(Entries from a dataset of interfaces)
===============

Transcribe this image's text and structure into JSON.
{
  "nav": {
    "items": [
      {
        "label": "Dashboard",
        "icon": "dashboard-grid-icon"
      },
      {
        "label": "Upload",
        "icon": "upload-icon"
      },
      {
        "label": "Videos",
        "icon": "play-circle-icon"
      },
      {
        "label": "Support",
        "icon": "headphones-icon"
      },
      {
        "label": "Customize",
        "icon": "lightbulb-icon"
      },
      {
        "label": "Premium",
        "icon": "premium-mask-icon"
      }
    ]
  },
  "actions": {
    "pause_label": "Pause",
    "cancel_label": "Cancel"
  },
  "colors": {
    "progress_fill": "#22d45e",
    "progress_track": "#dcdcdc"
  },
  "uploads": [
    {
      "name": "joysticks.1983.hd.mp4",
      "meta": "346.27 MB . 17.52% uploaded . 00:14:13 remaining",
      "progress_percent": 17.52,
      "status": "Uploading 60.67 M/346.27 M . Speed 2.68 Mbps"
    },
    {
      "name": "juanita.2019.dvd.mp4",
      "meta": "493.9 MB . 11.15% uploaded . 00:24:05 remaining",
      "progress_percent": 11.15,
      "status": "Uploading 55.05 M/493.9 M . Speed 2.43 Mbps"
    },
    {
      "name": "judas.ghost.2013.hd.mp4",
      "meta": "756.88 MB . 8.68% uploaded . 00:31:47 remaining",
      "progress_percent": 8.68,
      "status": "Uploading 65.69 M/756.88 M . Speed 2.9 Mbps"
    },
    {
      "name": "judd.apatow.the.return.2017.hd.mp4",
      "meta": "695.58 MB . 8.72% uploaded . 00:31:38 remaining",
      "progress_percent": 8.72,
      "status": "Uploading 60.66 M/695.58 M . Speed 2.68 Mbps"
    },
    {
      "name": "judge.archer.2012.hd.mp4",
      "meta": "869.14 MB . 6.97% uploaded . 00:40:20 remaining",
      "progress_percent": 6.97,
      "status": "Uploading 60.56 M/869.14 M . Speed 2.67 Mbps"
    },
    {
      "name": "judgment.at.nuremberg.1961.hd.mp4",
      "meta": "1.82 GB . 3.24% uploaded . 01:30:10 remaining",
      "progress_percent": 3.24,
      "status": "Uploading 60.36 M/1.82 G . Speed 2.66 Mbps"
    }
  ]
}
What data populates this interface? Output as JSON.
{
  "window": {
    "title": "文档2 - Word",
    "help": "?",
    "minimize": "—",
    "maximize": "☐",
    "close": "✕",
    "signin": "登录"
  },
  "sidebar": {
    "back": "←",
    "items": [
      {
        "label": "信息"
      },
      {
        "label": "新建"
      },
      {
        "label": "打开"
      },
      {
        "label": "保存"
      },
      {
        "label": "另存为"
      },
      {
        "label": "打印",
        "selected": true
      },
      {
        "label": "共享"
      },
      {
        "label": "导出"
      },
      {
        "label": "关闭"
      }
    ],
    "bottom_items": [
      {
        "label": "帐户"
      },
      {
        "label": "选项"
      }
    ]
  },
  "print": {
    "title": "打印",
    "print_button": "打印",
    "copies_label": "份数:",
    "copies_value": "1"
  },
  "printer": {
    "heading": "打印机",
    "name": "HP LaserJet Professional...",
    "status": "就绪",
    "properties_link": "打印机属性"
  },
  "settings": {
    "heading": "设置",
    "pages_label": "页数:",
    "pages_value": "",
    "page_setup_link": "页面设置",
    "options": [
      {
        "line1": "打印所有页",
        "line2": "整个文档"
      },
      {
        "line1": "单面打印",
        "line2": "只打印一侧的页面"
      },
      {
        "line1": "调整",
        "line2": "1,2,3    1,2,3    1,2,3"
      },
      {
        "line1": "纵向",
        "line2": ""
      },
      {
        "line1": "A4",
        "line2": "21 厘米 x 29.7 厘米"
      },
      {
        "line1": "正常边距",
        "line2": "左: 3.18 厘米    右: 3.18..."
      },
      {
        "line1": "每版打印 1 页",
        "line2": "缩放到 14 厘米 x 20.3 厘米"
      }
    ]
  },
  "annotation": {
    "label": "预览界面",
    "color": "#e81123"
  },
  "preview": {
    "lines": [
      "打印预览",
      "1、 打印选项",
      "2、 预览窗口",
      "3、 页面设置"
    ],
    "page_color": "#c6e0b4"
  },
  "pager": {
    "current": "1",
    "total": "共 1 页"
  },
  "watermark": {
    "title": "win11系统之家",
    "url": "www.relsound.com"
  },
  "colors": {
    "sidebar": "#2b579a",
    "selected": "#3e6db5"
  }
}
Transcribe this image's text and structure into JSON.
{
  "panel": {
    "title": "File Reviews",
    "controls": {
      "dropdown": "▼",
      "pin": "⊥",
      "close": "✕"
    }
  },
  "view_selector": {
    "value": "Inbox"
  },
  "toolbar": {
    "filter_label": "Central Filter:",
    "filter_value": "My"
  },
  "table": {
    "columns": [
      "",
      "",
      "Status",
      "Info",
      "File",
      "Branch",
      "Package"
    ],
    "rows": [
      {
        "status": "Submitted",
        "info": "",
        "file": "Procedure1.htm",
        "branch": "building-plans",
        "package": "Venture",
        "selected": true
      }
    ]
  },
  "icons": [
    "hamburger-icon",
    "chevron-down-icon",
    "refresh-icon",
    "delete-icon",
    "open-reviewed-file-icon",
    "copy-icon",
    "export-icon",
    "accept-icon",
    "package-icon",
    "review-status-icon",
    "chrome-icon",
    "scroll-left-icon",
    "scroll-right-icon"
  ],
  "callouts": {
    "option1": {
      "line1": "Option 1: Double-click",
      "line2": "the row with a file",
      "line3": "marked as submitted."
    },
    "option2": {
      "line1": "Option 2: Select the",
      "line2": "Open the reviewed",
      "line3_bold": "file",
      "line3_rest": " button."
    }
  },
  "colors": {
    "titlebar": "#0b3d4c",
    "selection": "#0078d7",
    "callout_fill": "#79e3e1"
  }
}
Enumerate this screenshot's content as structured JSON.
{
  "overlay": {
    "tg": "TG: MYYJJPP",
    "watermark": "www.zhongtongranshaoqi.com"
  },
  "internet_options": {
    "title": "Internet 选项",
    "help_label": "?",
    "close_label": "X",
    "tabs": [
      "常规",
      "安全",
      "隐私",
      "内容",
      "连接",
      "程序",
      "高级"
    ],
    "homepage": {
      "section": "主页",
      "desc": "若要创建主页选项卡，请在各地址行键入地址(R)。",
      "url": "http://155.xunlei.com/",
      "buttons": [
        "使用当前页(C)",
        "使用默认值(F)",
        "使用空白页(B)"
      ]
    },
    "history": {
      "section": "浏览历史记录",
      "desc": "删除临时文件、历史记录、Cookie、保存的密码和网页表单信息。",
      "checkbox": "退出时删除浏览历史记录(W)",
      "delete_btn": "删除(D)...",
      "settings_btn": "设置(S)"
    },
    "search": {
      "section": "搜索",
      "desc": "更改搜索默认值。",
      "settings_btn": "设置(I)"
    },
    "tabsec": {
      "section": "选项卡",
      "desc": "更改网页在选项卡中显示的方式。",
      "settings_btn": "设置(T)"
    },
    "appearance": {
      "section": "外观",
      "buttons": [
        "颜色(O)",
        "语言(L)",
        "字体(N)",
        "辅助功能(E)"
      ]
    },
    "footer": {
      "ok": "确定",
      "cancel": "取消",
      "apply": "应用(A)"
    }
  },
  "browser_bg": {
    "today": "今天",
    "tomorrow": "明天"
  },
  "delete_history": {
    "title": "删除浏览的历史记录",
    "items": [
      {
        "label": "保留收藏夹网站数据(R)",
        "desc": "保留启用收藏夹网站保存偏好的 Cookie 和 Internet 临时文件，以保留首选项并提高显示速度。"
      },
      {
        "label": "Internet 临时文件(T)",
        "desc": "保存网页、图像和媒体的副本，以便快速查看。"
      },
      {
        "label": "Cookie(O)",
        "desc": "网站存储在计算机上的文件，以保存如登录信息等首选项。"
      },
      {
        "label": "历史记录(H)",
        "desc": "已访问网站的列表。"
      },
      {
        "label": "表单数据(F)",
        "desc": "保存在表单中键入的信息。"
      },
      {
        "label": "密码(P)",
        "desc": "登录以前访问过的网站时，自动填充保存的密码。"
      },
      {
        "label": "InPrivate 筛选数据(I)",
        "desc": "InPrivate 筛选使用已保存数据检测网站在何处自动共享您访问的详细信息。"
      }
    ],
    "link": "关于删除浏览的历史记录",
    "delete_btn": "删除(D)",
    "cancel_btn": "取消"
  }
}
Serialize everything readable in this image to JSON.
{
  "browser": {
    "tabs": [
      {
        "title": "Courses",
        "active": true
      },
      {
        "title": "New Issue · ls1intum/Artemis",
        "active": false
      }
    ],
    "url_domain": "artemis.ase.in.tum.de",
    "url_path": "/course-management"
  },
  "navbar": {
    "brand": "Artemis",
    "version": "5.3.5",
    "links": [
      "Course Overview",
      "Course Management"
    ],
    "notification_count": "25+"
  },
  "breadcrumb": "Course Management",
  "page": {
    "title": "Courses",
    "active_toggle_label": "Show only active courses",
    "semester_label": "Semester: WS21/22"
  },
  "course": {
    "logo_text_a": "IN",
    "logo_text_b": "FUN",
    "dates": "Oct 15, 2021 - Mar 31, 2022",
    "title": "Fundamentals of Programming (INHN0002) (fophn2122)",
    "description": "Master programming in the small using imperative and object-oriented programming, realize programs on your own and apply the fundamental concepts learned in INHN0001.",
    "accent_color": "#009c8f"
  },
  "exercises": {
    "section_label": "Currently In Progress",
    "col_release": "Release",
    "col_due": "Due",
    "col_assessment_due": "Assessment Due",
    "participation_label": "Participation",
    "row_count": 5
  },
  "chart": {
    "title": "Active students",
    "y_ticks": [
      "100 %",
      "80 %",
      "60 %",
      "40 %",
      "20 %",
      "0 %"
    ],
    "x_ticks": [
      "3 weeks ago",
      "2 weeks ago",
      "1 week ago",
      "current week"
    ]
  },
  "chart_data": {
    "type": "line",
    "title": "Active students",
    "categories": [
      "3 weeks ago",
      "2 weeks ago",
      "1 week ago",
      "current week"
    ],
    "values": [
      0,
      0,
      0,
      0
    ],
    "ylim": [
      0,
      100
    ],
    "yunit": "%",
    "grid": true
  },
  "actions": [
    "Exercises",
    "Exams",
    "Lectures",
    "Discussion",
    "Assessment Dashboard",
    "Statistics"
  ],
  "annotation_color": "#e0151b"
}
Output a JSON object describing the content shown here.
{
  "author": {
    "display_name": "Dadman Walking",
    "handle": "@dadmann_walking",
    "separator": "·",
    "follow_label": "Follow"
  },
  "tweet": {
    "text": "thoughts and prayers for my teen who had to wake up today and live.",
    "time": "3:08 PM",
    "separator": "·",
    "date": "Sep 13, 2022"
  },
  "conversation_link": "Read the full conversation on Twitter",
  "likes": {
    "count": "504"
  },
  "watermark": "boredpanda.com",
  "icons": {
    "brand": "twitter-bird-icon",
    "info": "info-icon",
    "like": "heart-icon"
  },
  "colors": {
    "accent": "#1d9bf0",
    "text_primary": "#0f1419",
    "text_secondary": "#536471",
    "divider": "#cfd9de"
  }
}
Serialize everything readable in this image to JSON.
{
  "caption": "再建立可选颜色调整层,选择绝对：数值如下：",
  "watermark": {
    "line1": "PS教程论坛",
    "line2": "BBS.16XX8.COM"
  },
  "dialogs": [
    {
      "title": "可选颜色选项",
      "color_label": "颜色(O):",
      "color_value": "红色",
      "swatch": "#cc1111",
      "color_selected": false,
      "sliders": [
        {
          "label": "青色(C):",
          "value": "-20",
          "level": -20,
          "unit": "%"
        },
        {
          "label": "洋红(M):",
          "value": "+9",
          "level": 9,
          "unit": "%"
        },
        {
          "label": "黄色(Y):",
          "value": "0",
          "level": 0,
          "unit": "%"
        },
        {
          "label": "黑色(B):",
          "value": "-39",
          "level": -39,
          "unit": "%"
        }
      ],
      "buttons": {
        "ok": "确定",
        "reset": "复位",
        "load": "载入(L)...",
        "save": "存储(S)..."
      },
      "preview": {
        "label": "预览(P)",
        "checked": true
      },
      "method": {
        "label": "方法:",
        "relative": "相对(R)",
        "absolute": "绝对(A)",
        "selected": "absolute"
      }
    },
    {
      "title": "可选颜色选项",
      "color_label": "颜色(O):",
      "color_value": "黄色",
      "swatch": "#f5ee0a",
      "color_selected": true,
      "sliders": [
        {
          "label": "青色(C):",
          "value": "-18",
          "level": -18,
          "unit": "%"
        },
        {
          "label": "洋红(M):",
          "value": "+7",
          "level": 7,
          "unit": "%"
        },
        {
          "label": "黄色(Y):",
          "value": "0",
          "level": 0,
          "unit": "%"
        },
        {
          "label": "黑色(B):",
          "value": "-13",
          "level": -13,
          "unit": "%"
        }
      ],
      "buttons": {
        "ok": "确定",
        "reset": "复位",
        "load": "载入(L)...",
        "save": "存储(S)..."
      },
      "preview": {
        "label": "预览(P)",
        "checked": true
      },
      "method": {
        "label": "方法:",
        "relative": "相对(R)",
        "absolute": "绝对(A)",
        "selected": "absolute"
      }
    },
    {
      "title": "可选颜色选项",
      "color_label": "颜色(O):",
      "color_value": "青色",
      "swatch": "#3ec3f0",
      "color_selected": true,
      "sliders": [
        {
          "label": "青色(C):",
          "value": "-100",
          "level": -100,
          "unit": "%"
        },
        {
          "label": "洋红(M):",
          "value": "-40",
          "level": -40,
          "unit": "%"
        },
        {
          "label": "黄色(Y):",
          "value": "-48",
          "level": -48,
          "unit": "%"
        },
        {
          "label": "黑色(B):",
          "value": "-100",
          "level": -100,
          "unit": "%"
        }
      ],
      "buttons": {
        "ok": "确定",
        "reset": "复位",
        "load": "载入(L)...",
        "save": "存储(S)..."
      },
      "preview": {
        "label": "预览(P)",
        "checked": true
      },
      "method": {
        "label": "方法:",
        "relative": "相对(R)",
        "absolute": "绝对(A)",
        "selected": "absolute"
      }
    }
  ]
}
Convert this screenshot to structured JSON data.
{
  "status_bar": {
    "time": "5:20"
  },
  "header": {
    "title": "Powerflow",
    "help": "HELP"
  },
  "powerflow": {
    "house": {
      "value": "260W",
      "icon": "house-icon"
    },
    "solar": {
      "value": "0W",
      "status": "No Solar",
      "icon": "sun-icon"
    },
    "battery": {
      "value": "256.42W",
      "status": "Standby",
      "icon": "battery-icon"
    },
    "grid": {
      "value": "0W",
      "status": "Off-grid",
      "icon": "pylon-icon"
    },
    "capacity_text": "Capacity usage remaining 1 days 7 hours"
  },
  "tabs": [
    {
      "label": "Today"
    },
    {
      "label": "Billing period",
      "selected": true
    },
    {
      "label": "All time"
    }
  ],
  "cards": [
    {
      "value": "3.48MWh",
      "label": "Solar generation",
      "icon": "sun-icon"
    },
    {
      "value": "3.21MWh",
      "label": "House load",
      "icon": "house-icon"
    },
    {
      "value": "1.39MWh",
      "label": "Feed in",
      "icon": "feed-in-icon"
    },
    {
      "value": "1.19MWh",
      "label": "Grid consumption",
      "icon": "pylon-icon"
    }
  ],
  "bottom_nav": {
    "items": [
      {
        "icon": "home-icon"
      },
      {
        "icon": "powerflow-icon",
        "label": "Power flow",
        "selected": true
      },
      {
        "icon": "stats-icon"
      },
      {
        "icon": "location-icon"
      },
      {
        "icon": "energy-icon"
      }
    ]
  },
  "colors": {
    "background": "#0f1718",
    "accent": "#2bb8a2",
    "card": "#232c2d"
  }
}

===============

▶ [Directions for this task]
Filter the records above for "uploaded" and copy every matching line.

▶ [Result of the task]
      "meta": "346.27 MB . 17.52% uploaded . 00:14:13 remaining",
      "meta": "493.9 MB . 11.15% uploaded . 00:24:05 remaining",
      "meta": "756.88 MB . 8.68% uploaded . 00:31:47 remaining",
      "meta": "695.58 MB . 8.72% uploaded . 00:31:38 remaining",
      "meta": "869.14 MB . 6.97% uploaded . 00:40:20 remaining",
      "meta": "1.82 GB . 3.24% uploaded . 01:30:10 remaining",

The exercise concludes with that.